> **Task goal**
Within the records below, find each line that holds the string "false", then copy it.

___ Exercise data

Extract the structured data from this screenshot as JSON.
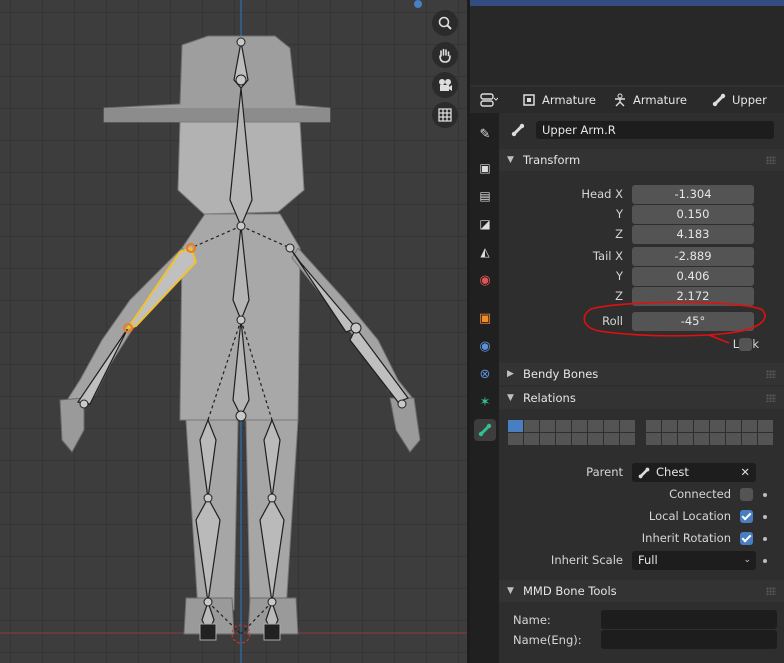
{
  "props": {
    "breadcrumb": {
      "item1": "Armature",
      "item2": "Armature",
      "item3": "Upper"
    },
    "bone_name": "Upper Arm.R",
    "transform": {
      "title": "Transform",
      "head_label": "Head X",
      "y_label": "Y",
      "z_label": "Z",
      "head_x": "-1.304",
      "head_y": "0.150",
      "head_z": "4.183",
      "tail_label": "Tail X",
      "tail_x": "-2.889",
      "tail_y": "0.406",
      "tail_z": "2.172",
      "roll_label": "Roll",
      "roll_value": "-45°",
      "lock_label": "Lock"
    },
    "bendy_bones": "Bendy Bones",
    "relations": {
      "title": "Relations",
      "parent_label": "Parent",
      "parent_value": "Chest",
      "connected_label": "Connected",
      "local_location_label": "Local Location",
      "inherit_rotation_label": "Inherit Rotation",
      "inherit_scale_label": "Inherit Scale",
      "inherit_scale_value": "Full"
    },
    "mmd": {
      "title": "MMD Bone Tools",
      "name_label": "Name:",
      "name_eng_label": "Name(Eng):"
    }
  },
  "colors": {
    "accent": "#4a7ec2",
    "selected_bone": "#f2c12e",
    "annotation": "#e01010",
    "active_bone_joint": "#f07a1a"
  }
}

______
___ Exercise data

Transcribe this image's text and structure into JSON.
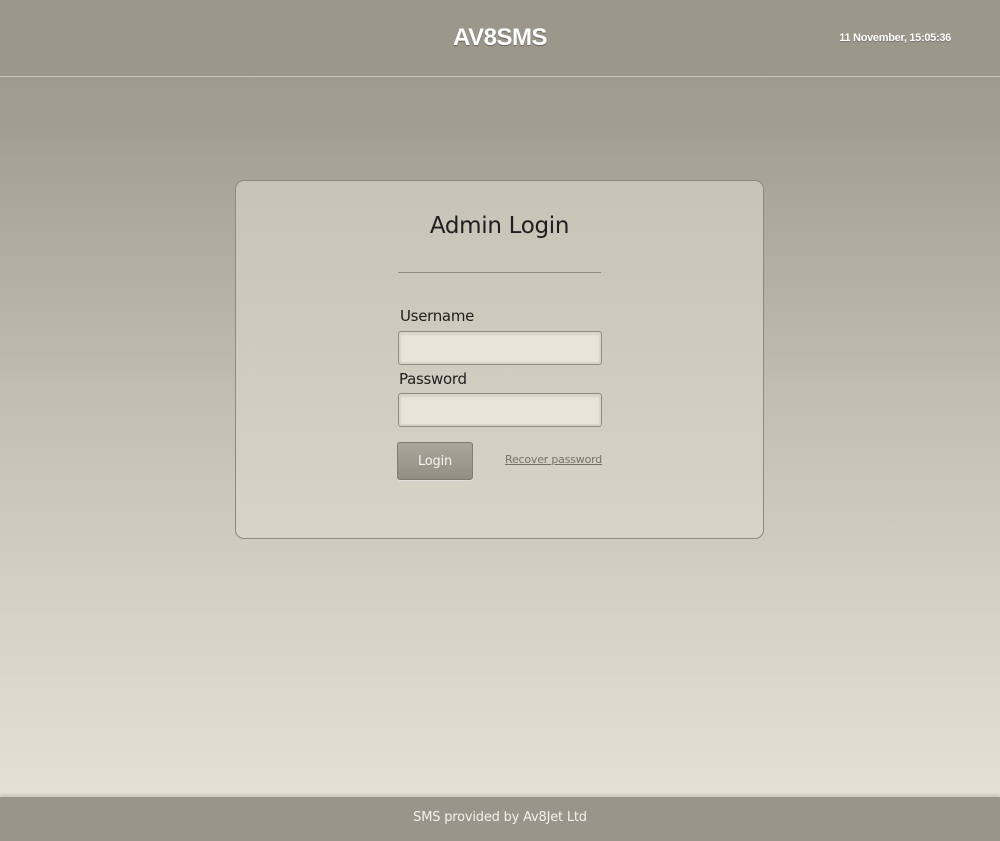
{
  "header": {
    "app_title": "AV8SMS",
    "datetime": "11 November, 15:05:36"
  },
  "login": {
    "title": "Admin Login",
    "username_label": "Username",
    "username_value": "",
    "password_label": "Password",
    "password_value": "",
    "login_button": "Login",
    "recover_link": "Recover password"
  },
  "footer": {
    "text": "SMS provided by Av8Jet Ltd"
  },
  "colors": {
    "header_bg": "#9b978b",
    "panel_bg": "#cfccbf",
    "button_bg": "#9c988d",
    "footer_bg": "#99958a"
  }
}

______
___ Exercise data

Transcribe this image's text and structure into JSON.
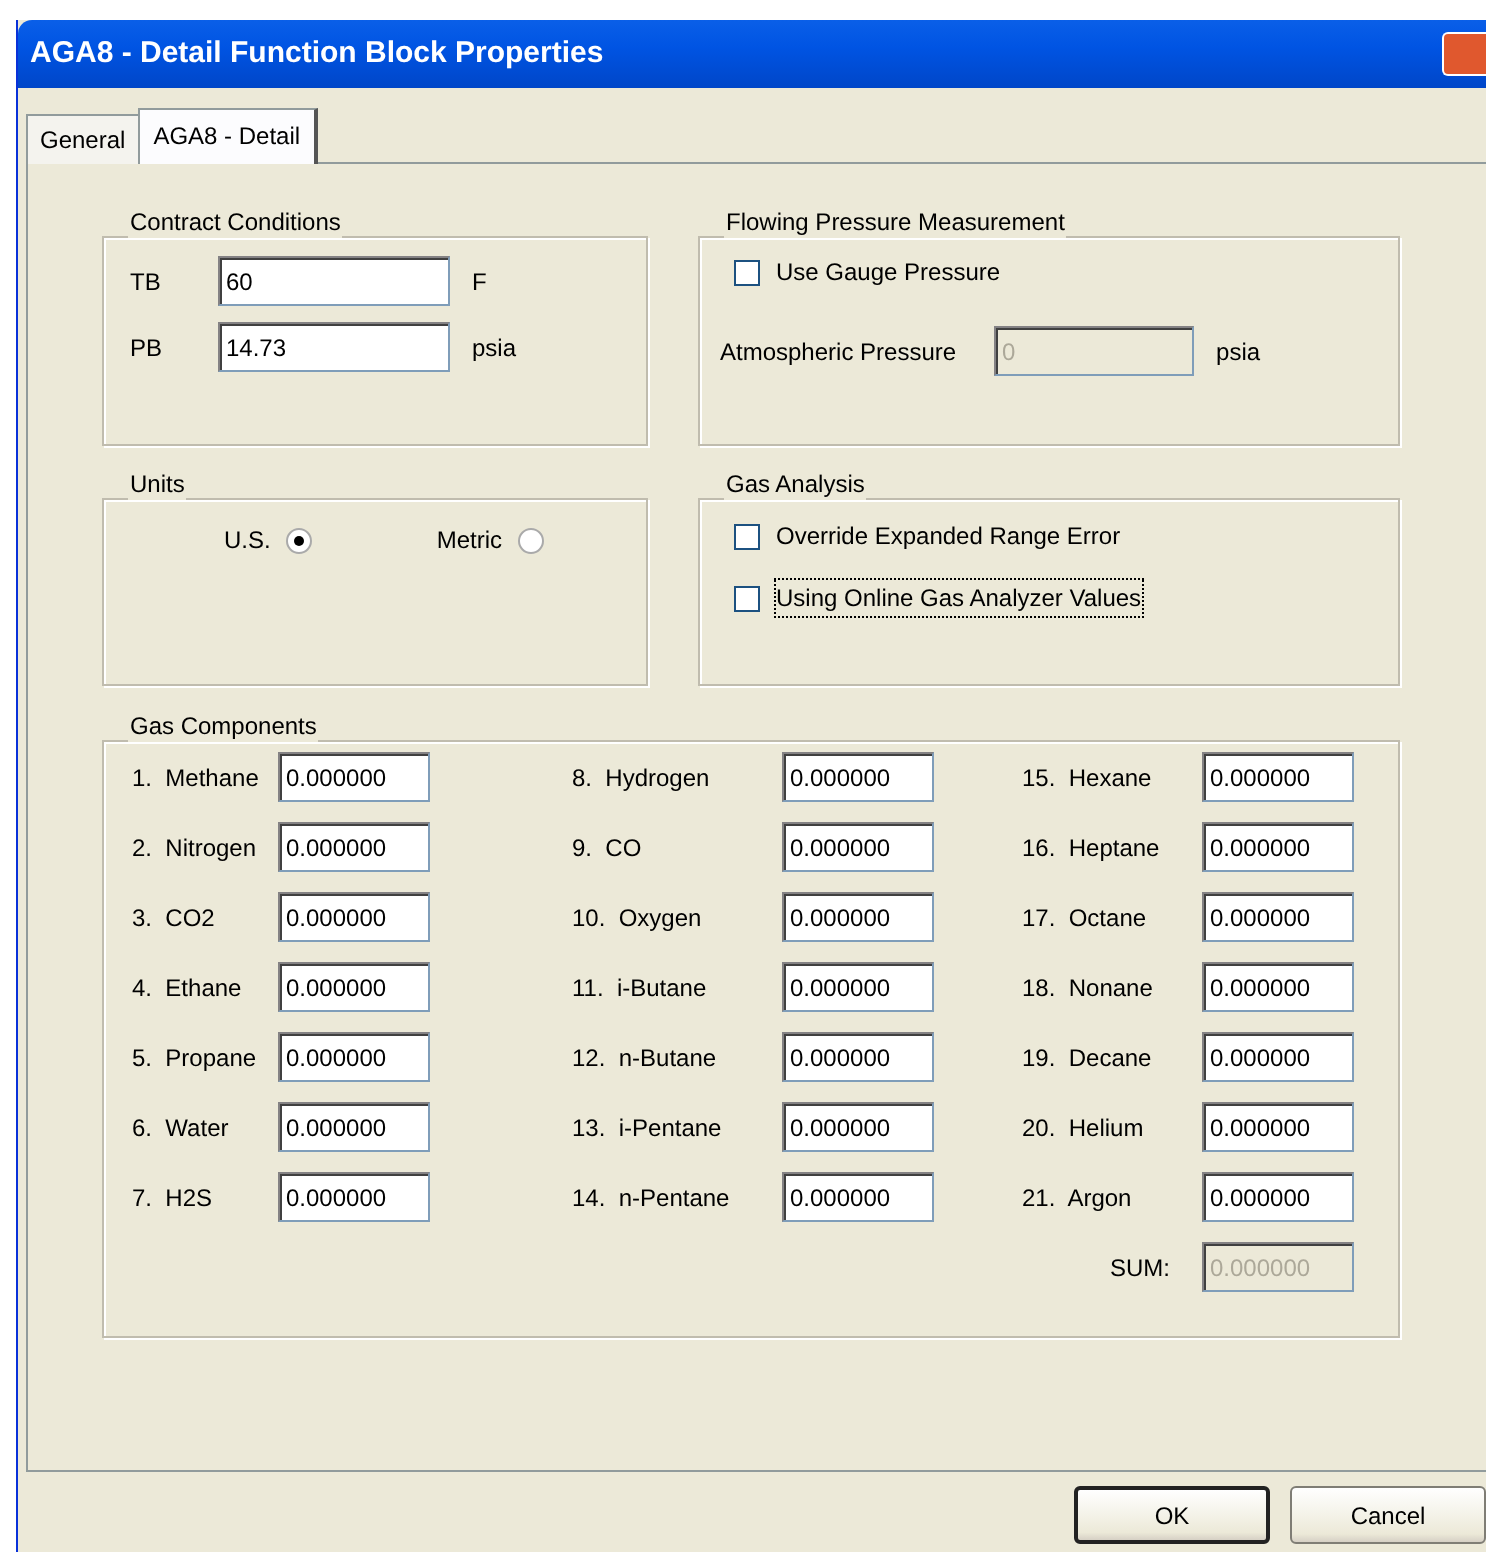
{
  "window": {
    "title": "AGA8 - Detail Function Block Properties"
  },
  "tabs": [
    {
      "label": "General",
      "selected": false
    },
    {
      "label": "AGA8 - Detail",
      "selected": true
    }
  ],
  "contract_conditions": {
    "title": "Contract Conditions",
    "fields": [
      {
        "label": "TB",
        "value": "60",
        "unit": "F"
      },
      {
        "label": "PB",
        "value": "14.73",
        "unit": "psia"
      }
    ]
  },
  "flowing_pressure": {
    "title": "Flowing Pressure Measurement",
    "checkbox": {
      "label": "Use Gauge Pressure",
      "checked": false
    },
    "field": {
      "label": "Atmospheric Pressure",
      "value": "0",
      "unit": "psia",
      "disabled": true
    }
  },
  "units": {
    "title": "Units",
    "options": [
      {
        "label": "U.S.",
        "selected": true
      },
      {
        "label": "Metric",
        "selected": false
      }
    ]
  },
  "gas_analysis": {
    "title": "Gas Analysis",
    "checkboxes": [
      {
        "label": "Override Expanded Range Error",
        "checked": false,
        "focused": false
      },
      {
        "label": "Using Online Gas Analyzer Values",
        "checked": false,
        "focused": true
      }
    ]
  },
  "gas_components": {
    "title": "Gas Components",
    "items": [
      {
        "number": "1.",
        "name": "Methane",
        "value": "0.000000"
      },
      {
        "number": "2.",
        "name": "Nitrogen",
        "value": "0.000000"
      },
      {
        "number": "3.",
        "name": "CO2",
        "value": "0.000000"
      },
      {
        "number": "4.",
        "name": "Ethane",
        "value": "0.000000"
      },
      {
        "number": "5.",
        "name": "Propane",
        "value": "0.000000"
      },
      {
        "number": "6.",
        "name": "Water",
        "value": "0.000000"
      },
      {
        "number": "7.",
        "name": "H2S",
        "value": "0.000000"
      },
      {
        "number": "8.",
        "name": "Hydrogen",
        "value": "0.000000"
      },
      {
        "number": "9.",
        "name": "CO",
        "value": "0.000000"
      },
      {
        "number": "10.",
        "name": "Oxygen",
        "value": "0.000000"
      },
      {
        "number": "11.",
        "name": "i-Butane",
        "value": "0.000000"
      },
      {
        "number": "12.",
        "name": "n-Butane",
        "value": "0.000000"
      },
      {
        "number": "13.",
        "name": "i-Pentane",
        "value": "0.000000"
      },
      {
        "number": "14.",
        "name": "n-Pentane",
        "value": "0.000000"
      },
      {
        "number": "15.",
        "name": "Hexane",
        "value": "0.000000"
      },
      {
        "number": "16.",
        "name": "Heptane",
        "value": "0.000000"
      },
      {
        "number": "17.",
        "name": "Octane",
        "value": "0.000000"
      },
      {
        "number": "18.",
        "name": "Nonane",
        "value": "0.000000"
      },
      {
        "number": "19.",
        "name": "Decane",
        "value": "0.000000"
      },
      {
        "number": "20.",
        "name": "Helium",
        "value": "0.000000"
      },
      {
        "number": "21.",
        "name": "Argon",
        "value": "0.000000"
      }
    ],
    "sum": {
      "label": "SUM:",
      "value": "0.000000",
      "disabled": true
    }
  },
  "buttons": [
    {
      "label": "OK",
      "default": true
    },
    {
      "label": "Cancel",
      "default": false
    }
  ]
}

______

> **Solution to this task**
      "selected": false
      "checked": false
        "selected": false
        "checked": false,
        "focused": false
        "checked": false,
      "default": false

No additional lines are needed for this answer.